■ **Data supplied**
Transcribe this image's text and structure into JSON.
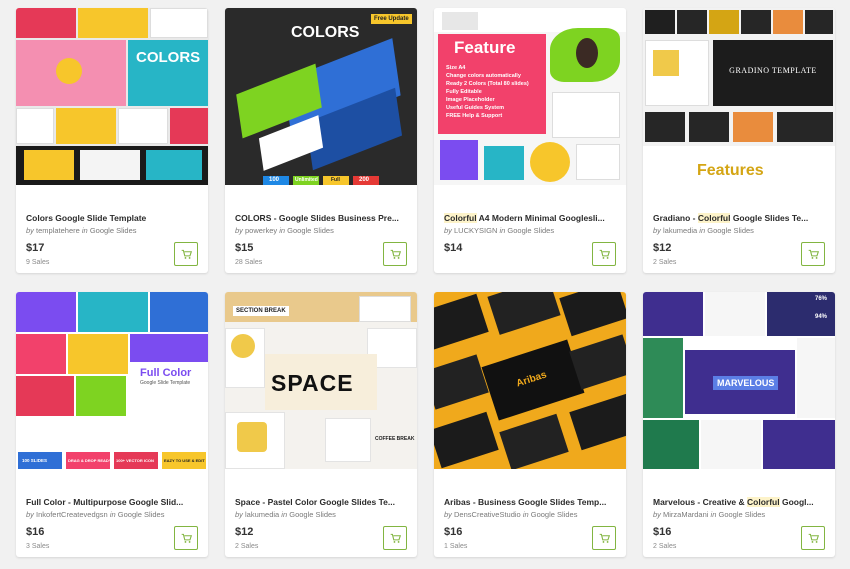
{
  "colors": {
    "accent": "#82b541",
    "highlight": "#fdf3c9",
    "page_bg": "#f1f1f1"
  },
  "cart_icon": "shopping-cart-icon",
  "products": [
    {
      "title": "Colors Google Slide Template",
      "by": "by",
      "author": "templatehere",
      "in": "in",
      "category": "Google Slides",
      "price": "$17",
      "sales": "9 Sales",
      "thumb": {
        "word": "COLORS"
      }
    },
    {
      "title": "COLORS - Google Slides Business Pre...",
      "by": "by",
      "author": "powerkey",
      "in": "in",
      "category": "Google Slides",
      "price": "$15",
      "sales": "28 Sales",
      "thumb": {
        "logo": "COLORS",
        "badge": "Free Update",
        "stats": [
          "100",
          "Unlimited",
          "Full",
          "200"
        ],
        "stat_captions": [
          "Unique Slides",
          "Colors",
          "Animated",
          "Icons"
        ]
      }
    },
    {
      "title_pre": "",
      "title_hl": "Colorful",
      "title_post": " A4 Modern Minimal Googlesli...",
      "by": "by",
      "author": "LUCKYSIGN",
      "in": "in",
      "category": "Google Slides",
      "price": "$14",
      "sales": "",
      "thumb": {
        "heading": "Feature",
        "features": [
          "Size A4",
          "Change colors automatically",
          "Ready 2 Colors (Total 80 slides)",
          "Fully Editable",
          "Image Placeholder",
          "Useful Guides System",
          "FREE Help & Support"
        ]
      }
    },
    {
      "title_pre": "Gradiano - ",
      "title_hl": "Colorful",
      "title_post": " Google Slides Te...",
      "by": "by",
      "author": "lakumedia",
      "in": "in",
      "category": "Google Slides",
      "price": "$12",
      "sales": "2 Sales",
      "thumb": {
        "banner": "GRADINO TEMPLATE",
        "heading": "Features"
      }
    },
    {
      "title": "Full Color - Multipurpose Google Slid...",
      "by": "by",
      "author": "InkofertCreatevedgsn",
      "in": "in",
      "category": "Google Slides",
      "price": "$16",
      "sales": "3 Sales",
      "thumb": {
        "heading": "Full Color",
        "sub": "Google Slide Template",
        "boxes": [
          "100 SLIDES",
          "DRAG & DROP READY",
          "100+ VECTOR ICON",
          "EAZY TO USE & EDIT"
        ]
      }
    },
    {
      "title": "Space - Pastel Color Google Slides Te...",
      "by": "by",
      "author": "lakumedia",
      "in": "in",
      "category": "Google Slides",
      "price": "$12",
      "sales": "2 Sales",
      "thumb": {
        "word": "SPACE",
        "tag1": "SECTION BREAK",
        "tag2": "COFFEE BREAK"
      }
    },
    {
      "title": "Aribas - Business Google Slides Temp...",
      "by": "by",
      "author": "DensCreativeStudio",
      "in": "in",
      "category": "Google Slides",
      "price": "$16",
      "sales": "1 Sales",
      "thumb": {
        "word": "Aribas"
      }
    },
    {
      "title_pre": "Marvelous - Creative & ",
      "title_hl": "Colorful",
      "title_post": " Googl...",
      "by": "by",
      "author": "MirzaMardani",
      "in": "in",
      "category": "Google Slides",
      "price": "$16",
      "sales": "2 Sales",
      "thumb": {
        "word": "MARVELOUS",
        "stat1": "76%",
        "stat2": "94%"
      }
    }
  ]
}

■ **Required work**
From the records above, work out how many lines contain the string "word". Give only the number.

■ **Result of the exercise**
4